PROVIDED RECORDS
=== Section Start ===

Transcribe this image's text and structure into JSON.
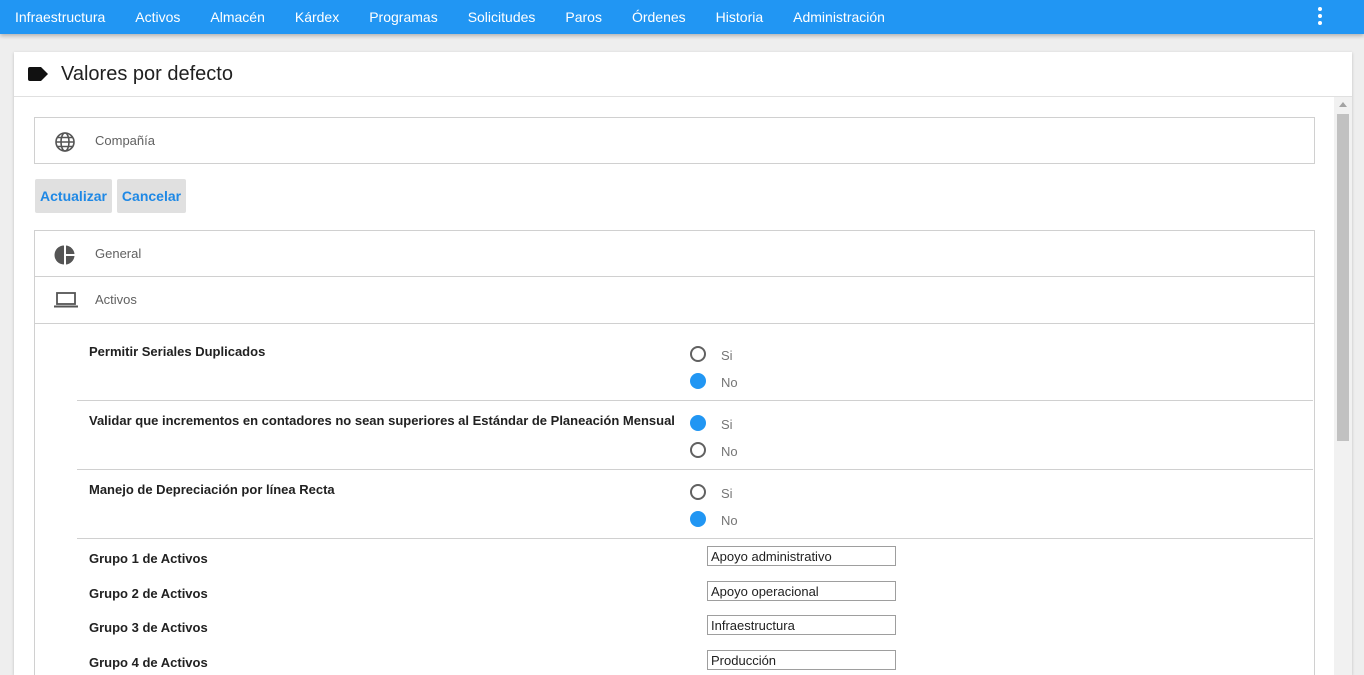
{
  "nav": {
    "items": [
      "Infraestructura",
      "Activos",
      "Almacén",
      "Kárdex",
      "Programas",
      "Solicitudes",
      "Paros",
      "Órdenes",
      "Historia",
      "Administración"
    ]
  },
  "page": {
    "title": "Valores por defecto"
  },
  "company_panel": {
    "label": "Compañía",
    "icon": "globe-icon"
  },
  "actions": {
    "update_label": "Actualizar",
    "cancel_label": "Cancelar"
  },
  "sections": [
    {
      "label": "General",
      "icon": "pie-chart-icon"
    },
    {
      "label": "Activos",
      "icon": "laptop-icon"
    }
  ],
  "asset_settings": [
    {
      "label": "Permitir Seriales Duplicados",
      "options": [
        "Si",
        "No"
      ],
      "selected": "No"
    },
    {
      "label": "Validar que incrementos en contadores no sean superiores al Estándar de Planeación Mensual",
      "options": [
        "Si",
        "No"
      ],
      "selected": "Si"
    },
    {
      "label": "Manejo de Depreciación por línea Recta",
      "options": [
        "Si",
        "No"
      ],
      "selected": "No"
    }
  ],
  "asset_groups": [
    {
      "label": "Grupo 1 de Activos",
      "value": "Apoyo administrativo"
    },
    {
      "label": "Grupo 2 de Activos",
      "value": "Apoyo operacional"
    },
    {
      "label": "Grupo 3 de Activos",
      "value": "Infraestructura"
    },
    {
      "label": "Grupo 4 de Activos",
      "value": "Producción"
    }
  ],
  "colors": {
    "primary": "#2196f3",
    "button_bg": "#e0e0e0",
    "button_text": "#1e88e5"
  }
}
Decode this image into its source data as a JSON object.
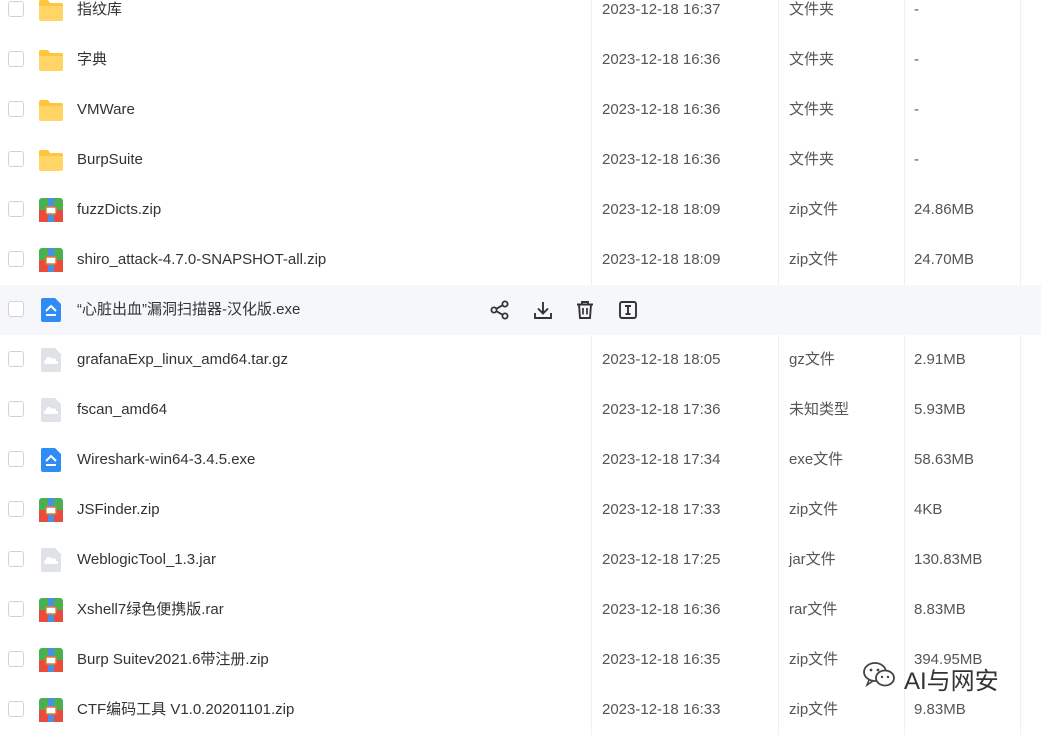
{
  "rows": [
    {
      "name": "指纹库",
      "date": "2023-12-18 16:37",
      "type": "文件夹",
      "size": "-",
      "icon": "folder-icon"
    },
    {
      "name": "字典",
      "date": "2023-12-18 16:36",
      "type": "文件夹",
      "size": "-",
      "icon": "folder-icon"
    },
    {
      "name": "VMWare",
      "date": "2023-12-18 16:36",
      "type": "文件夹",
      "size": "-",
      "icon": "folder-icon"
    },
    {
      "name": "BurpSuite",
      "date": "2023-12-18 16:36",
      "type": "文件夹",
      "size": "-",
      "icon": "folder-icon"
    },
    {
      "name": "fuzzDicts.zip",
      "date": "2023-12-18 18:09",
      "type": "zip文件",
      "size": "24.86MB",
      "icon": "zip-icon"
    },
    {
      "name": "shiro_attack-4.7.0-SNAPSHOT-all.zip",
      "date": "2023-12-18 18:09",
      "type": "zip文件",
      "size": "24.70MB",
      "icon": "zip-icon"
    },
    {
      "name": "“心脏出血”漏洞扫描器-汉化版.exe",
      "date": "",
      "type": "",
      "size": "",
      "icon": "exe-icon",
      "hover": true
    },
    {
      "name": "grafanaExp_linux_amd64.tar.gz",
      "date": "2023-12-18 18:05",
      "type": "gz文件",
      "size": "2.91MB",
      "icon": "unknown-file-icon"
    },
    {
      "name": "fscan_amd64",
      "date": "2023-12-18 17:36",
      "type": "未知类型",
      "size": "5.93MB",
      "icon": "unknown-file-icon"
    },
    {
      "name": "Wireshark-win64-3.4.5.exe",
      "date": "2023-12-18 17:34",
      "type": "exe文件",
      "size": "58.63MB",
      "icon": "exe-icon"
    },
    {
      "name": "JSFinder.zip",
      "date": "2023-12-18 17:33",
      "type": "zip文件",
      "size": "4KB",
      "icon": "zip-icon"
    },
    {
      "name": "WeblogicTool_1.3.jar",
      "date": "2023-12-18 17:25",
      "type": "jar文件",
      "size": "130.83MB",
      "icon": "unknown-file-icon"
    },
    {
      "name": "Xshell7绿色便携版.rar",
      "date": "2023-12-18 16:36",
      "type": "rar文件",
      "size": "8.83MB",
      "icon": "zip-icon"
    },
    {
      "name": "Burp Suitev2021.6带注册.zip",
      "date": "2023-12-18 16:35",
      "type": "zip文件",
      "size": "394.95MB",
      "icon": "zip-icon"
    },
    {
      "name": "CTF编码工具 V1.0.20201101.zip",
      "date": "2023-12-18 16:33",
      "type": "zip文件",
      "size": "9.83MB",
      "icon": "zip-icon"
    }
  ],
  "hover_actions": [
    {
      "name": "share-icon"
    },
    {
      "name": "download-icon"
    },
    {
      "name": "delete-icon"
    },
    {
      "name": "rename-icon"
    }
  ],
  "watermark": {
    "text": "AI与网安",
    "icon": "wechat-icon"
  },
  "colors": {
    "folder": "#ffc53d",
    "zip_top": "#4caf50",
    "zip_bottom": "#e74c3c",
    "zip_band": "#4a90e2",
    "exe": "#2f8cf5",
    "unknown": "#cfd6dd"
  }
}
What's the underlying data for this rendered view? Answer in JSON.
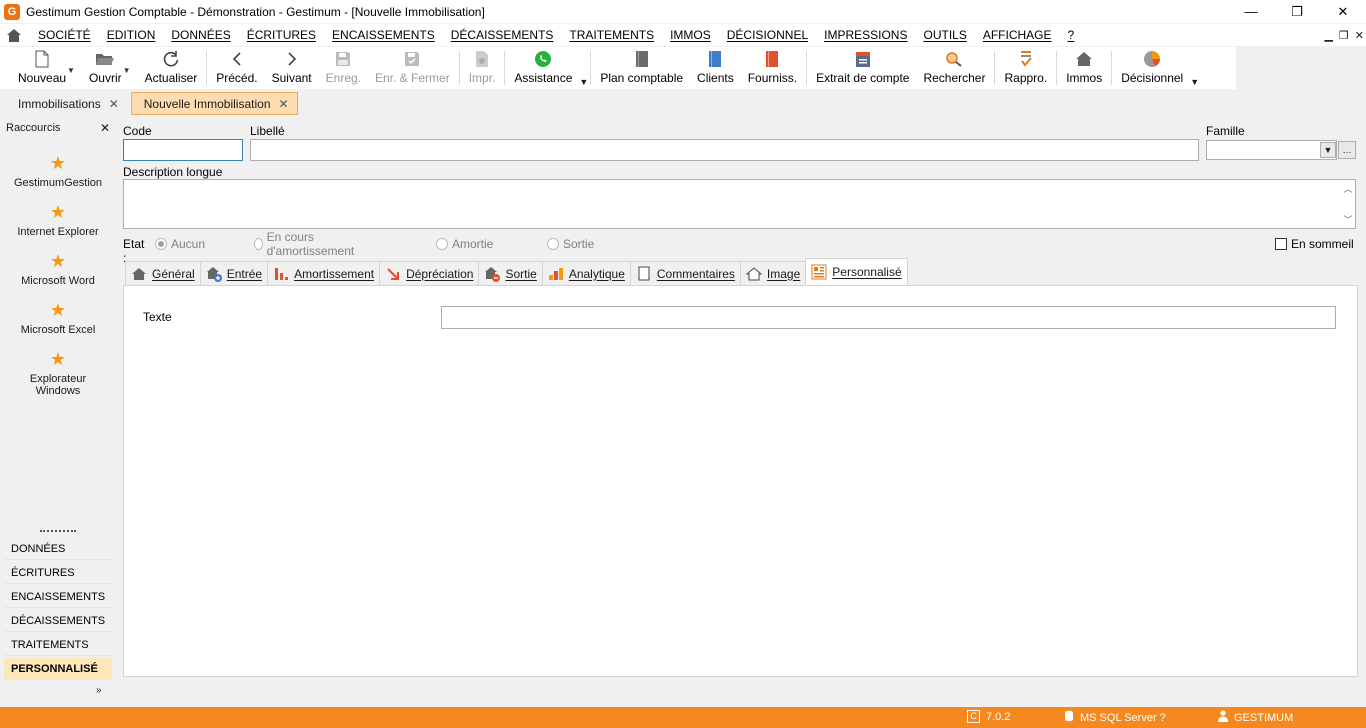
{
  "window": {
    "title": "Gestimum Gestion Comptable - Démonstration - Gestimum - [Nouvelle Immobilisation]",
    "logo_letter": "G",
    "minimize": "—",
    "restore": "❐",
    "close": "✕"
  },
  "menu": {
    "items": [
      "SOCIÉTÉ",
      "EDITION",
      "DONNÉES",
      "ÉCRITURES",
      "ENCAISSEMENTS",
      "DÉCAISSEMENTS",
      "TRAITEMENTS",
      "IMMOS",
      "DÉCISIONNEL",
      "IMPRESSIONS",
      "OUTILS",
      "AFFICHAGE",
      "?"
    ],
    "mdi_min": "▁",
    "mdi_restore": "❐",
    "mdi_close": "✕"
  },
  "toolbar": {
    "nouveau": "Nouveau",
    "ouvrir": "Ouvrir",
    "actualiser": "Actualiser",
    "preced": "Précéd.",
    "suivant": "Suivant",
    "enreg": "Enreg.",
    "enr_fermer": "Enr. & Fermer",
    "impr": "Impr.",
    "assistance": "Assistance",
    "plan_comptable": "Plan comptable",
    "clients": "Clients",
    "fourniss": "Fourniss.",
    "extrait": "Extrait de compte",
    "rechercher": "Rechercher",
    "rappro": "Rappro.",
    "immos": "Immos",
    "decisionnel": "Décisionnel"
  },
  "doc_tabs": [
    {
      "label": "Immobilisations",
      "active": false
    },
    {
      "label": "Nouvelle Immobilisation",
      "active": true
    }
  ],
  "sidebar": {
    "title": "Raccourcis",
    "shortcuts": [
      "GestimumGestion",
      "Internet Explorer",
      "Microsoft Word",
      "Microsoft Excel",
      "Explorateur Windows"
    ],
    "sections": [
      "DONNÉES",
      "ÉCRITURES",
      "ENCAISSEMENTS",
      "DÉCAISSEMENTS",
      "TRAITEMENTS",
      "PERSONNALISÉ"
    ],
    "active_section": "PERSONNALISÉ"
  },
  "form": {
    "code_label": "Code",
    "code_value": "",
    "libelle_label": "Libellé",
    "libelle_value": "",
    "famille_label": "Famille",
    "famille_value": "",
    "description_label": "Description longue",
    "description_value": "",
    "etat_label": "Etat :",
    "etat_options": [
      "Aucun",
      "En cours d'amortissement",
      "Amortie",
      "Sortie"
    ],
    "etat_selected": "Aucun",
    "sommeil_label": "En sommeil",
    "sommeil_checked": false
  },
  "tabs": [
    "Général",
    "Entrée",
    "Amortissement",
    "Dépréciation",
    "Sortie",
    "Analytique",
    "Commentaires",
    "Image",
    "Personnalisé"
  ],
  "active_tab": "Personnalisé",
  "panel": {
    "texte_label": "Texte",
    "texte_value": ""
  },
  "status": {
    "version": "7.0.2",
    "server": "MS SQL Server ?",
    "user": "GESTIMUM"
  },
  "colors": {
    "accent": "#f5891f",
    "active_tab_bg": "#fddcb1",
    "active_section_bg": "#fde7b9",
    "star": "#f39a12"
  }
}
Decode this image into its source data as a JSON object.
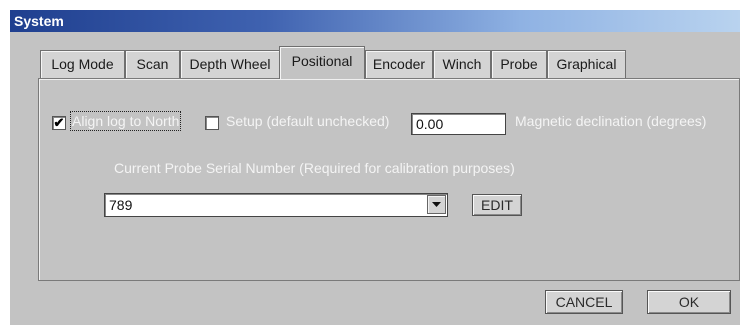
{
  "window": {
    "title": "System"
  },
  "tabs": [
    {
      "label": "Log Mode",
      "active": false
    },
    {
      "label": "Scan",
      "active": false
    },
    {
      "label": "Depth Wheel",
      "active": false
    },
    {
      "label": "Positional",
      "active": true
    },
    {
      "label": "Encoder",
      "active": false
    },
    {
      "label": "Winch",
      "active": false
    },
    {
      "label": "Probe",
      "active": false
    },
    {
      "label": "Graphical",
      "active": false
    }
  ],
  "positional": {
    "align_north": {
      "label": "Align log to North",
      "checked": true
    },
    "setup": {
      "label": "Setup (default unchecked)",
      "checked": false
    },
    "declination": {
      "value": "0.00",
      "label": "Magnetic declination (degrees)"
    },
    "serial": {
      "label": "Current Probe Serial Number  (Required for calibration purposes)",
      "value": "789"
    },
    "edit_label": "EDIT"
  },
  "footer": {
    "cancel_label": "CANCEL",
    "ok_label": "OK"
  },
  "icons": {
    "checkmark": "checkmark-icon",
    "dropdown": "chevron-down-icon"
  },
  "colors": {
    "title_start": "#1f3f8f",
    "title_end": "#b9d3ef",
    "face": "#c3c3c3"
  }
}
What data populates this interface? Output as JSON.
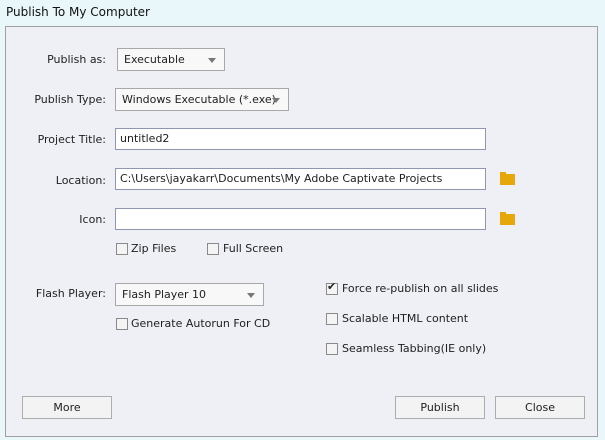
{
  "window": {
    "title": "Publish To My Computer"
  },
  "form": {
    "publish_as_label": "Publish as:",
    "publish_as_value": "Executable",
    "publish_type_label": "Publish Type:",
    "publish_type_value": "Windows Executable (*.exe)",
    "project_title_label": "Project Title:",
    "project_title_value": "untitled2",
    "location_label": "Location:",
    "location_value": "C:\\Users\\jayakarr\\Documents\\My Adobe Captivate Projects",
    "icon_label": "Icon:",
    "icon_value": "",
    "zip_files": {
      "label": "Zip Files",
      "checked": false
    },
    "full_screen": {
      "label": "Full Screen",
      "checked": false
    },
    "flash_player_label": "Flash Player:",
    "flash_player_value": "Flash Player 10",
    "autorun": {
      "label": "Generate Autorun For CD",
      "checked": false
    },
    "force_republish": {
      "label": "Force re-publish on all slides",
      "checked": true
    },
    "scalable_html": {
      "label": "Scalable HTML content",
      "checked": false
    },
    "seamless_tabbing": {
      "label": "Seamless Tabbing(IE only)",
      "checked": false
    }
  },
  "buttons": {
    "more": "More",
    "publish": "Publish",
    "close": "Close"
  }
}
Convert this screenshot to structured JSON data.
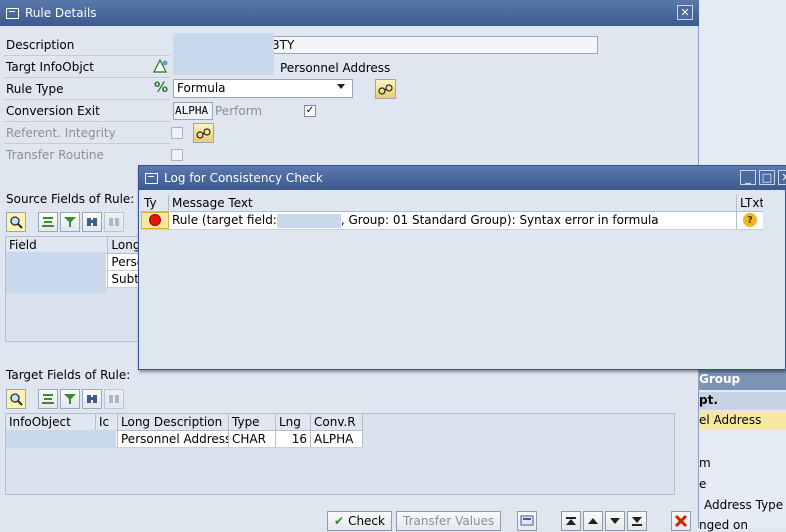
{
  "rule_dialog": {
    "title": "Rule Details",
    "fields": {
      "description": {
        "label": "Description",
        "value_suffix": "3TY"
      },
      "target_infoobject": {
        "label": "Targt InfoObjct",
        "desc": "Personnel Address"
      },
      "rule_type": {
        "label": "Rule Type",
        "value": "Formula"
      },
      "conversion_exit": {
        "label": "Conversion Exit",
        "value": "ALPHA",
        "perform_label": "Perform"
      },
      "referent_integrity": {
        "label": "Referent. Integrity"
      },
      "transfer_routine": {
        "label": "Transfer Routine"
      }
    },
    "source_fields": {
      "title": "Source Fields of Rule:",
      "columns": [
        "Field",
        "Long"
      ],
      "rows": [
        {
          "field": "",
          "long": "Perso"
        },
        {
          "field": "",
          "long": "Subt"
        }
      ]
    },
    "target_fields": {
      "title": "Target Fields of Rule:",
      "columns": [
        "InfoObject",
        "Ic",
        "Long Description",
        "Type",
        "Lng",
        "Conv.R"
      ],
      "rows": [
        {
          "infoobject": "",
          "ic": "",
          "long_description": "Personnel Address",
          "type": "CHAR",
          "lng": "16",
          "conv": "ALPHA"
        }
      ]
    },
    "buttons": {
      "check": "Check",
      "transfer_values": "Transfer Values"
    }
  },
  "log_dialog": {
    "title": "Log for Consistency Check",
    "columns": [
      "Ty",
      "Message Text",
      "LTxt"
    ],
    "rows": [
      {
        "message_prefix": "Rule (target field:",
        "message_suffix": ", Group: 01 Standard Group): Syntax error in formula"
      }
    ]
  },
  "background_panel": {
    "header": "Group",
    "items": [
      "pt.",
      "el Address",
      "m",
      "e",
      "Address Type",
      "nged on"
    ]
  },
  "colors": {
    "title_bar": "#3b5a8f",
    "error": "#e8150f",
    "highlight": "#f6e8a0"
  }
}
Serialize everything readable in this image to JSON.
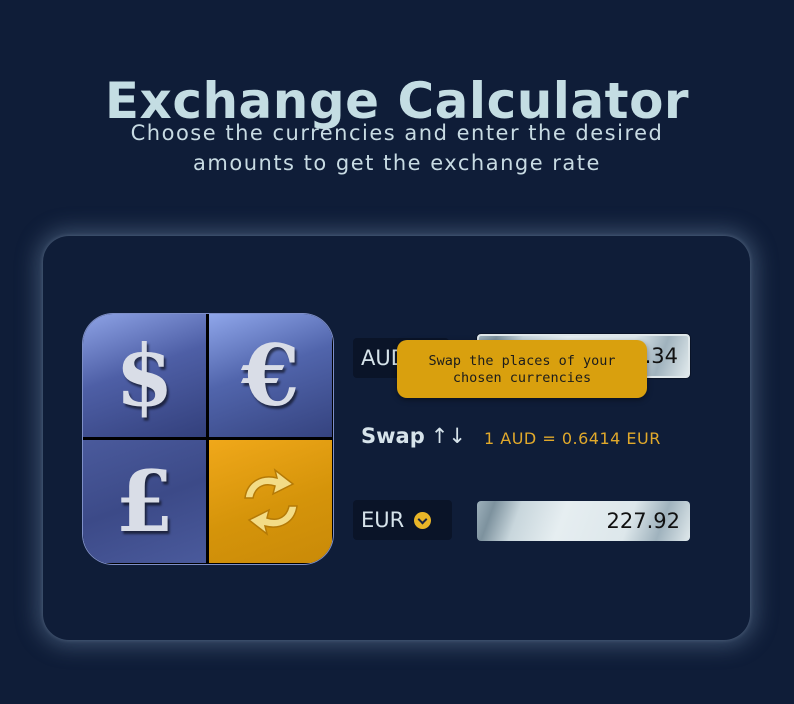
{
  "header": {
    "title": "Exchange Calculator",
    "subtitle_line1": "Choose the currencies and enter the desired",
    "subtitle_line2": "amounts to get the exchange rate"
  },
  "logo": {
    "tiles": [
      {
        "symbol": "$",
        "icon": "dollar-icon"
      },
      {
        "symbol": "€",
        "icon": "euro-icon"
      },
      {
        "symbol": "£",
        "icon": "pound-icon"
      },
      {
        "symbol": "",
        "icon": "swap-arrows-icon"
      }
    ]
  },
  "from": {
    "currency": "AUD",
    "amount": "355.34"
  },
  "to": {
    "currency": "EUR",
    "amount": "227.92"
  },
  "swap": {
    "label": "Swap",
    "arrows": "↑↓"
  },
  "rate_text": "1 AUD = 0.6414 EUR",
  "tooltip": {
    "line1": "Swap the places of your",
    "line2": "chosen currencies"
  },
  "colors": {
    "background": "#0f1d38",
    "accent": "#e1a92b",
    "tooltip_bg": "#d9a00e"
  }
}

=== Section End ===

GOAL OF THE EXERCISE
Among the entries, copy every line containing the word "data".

ANSWER SECTION
Decode this image into its source data as a JSON object.
What's the underlying data for this rendered view? Answer in JSON.
Decode this image into its source data as a JSON object.
What data populates this interface? Output as JSON.
Convert this screenshot to structured JSON data.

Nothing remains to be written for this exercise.